Rhizomicor miehei lipase.
5. Employment of lesser amount of the enzyme for achieving better conversions.
6. This method does not involve any derivatisation of Monosaccharides.
7. Employment of low boiling solvents in the temperature range 40°C - 80°C.
8. This method can be employed for obtaining conversions at even large-scale levels.


We Claim:
1. An improved enzymatic process for the preparation of aminoacyl esters of monosaccharides which comprises reacting an underivatised amino acid with a sugar in the presence of a lipase enzyme and a low boiling non-polar solvent at a temperature in the range of 40°C - 80°C for 2-5 days to produce an aminoacyl ester of a monosaccharide and recovering the product by filtration.
2. A process as claimed in claim 1, wherein the amino acid is without any N-protection and carboxyl activation.
3. A process as claimed in claim 1, wherein the amino acid is selected from the group consisting of glycine, L- alanine, L-valine, L-leucine, L-isoleucine, L-phenylalanine, L-tyrosine, L-histidine, L-tryptophan, L-lysine, L-aspartic acid, L-glutamic acid, L-arginine, L-serine, L-threonine and their corresponding D, Lmixtures.
4. A process as claimed in claim 1, wherein the underivatised sugar is a monosaccharide selected from the group consisting of D-glucose, D-fructose, D-galactose, D-mannose, D-arabinose, ribose and deoxyribose.
5. A process as claimed in claim 1, wherein the enzyme is a lipase selected from the group consisting of lipases obtained from porcine pancreas, Rhizomucor miehei, Candida cylindracea, Pseudomonas fluorescens and wheat germ.
6. A process as claimed in claim 1, wherein the solvent is a low boiling solvent having a boiling range 40°C - 80°C and selected from the group consisting of dichloromethane, diisopropyl ether, chloroform, hexane, pentane, petroleum ether (60°C - 80°C fraction), pyridine, dimethyl formamide, dimethyl sulfoxide, benzene and any mixture thereof.
7. An improved enzymatic process for the preparation of aminoacyl esters of monosaccharides substantially as herein describe with reference to examples accompanying this specification.

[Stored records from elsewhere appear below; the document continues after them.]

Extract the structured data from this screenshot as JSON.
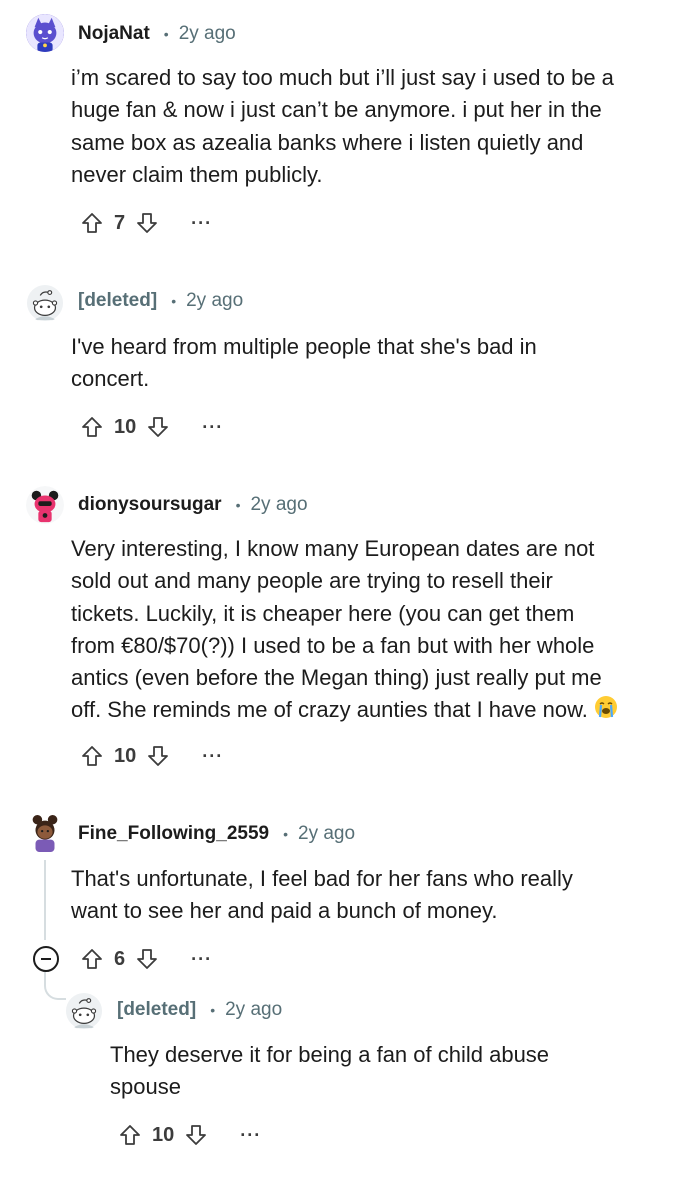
{
  "comments": [
    {
      "username": "NojaNat",
      "age": "2y ago",
      "lines": [
        "i’m scared to say too much but i’ll just say i used to be a",
        "huge fan & now i just can’t be anymore. i put her in the",
        "same box as azealia banks where i listen quietly and",
        "never claim them publicly."
      ],
      "score": "7",
      "avatar_icon": "cat-avatar-icon"
    },
    {
      "username": "[deleted]",
      "age": "2y ago",
      "lines": [
        "I've heard from multiple people that she's bad in",
        "concert."
      ],
      "score": "10",
      "avatar_icon": "deleted-snoo-avatar-icon"
    },
    {
      "username": "dionysoursugar",
      "age": "2y ago",
      "lines": [
        "Very interesting, I know many European dates are not",
        "sold out and many people are trying to resell their",
        "tickets. Luckily, it is cheaper here (you can get them",
        "from €80/$70(?)) I used to be a fan but with her whole",
        "antics (even before the Megan thing) just really put me",
        "off. She reminds me of crazy aunties that I have now."
      ],
      "emoji": "crying-face-icon",
      "score": "10",
      "avatar_icon": "pink-snoo-avatar-icon"
    },
    {
      "username": "Fine_Following_2559",
      "age": "2y ago",
      "lines": [
        "That's unfortunate, I feel bad for her fans who really",
        "want to see her and paid a bunch of money."
      ],
      "score": "6",
      "avatar_icon": "girl-avatar-icon"
    },
    {
      "username": "[deleted]",
      "age": "2y ago",
      "lines": [
        "They deserve it for being a fan of child abuse",
        "spouse"
      ],
      "score": "10",
      "avatar_icon": "deleted-snoo-avatar-icon"
    }
  ],
  "actions": {
    "more_label": "···"
  },
  "colors": {
    "meta_gray": "#576f76",
    "text": "#1c1c1c",
    "thread_line": "#d6dde0"
  }
}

Documents:

498-DELNP-2004-Abstract-(28-08-2009).pdf

498-delnp-2004-abstract.pdf

498-DELNP-2004-Claims-(28-08-2009).pdf

498-delnp-2004-claims.pdf

498-DELNP-2004-Correspondence-Others-(28-08-2009).pdf

498-delnp-2004-correspondence-others.pdf

498-DELNP-2004-Description (Complete)-(28-08-2009).pdf

498-delnp-2004-description (complete).pdf

498-delnp-2004-form-1.pdf

498-delnp-2004-form-18.pdf

498-DELNP-2004-Form-2-(28-08-2009).pdf

498-delnp-2004-form-2.pdf

498-DELNP-2004-Form-3-(28-08-2009).pdf

498-delnp-2004-form-3.pdf

498-delnp-2004-form-5.pdf

498-DELNP-2004-Petition-137-(28-08-2009).pdf


Patent Number 237968
Indian Patent Application Number 498/DELNP/2004
PG Journal Number 4/2010
Publication Date 22-Jan-2010
Grant Date 15-Jan-2010
Date of Filing 27-Feb-2004
Name of Patentee COUNCIL OF SCIENTIFIC & INDUSTRIAL RESEARCH
Applicant Address RAFI MARG, NEW DELHI-110 001, INDIA.
Inventors:
# Inventor's Name Inventor's Address
1 KENCHAIAH LOHITH CFTRI
2 GIRIYAPURA REVANASIDDAPPA VIJAYAKUMAR CFTRI
3 BALARAMAN MANOHAR CFTRI
4 SOUNDAR DIVAKAR CFTRI
PCT International Classification Number C07C 229/00
PCT International Application Number PCT/IN03/00466
PCT International Filing date 2003-12-31
PCT Conventions:
# PCT Application Number Date of Convention Priority Country
1 PCT/IN03/00466 2003-12-31 PCT